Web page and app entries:
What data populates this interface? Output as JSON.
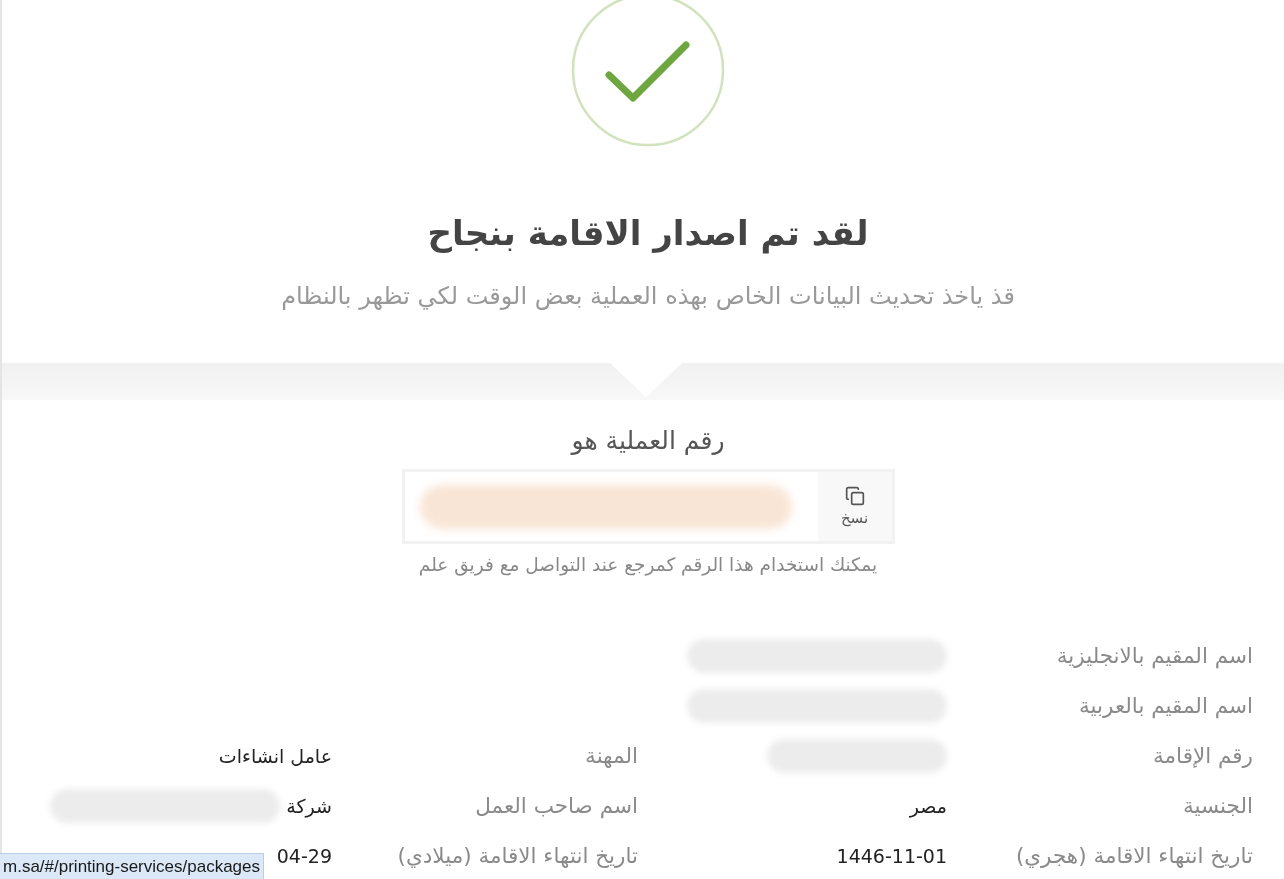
{
  "confirmation": {
    "title": "لقد تم اصدار الاقامة بنجاح",
    "subtitle": "قذ ياخذ تحديث البيانات الخاص بهذه العملية بعض الوقت لكي تظهر بالنظام"
  },
  "operation": {
    "label": "رقم العملية هو",
    "number_redacted": true,
    "copy_button": "نسخ",
    "hint": "يمكنك استخدام هذا الرقم كمرجع عند التواصل مع فريق علم"
  },
  "details": [
    {
      "fields": [
        {
          "label": "اسم المقيم بالانجليزية",
          "redacted": true
        }
      ]
    },
    {
      "fields": [
        {
          "label": "اسم المقيم بالعربية",
          "redacted": true
        }
      ]
    },
    {
      "fields": [
        {
          "label": "رقم الإقامة",
          "redacted": true
        },
        {
          "label": "المهنة",
          "value": "عامل انشاءات"
        }
      ]
    },
    {
      "fields": [
        {
          "label": "الجنسية",
          "value": "مصر"
        },
        {
          "label": "اسم صاحب العمل",
          "value": "شركة",
          "redacted": true
        }
      ]
    },
    {
      "fields": [
        {
          "label": "تاريخ انتهاء الاقامة (هجري)",
          "value": "1446-11-01"
        },
        {
          "label": "تاريخ انتهاء الاقامة (ميلادي)",
          "value": "04-29"
        }
      ]
    }
  ],
  "status_bar": {
    "url": "m.sa/#/printing-services/packages"
  }
}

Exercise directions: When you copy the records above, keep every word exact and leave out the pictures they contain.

Exercise answer:
What data populates this interface? Output as JSON.
{
  "confirmation": {
    "title": "لقد تم اصدار الاقامة بنجاح",
    "subtitle": "قذ ياخذ تحديث البيانات الخاص بهذه العملية بعض الوقت لكي تظهر بالنظام"
  },
  "operation": {
    "label": "رقم العملية هو",
    "number_redacted": true,
    "copy_button": "نسخ",
    "hint": "يمكنك استخدام هذا الرقم كمرجع عند التواصل مع فريق علم"
  },
  "details": [
    {
      "fields": [
        {
          "label": "اسم المقيم بالانجليزية",
          "redacted": true
        }
      ]
    },
    {
      "fields": [
        {
          "label": "اسم المقيم بالعربية",
          "redacted": true
        }
      ]
    },
    {
      "fields": [
        {
          "label": "رقم الإقامة",
          "redacted": true
        },
        {
          "label": "المهنة",
          "value": "عامل انشاءات"
        }
      ]
    },
    {
      "fields": [
        {
          "label": "الجنسية",
          "value": "مصر"
        },
        {
          "label": "اسم صاحب العمل",
          "value": "شركة",
          "redacted": true
        }
      ]
    },
    {
      "fields": [
        {
          "label": "تاريخ انتهاء الاقامة (هجري)",
          "value": "1446-11-01"
        },
        {
          "label": "تاريخ انتهاء الاقامة (ميلادي)",
          "value": "04-29"
        }
      ]
    }
  ],
  "status_bar": {
    "url": "m.sa/#/printing-services/packages"
  }
}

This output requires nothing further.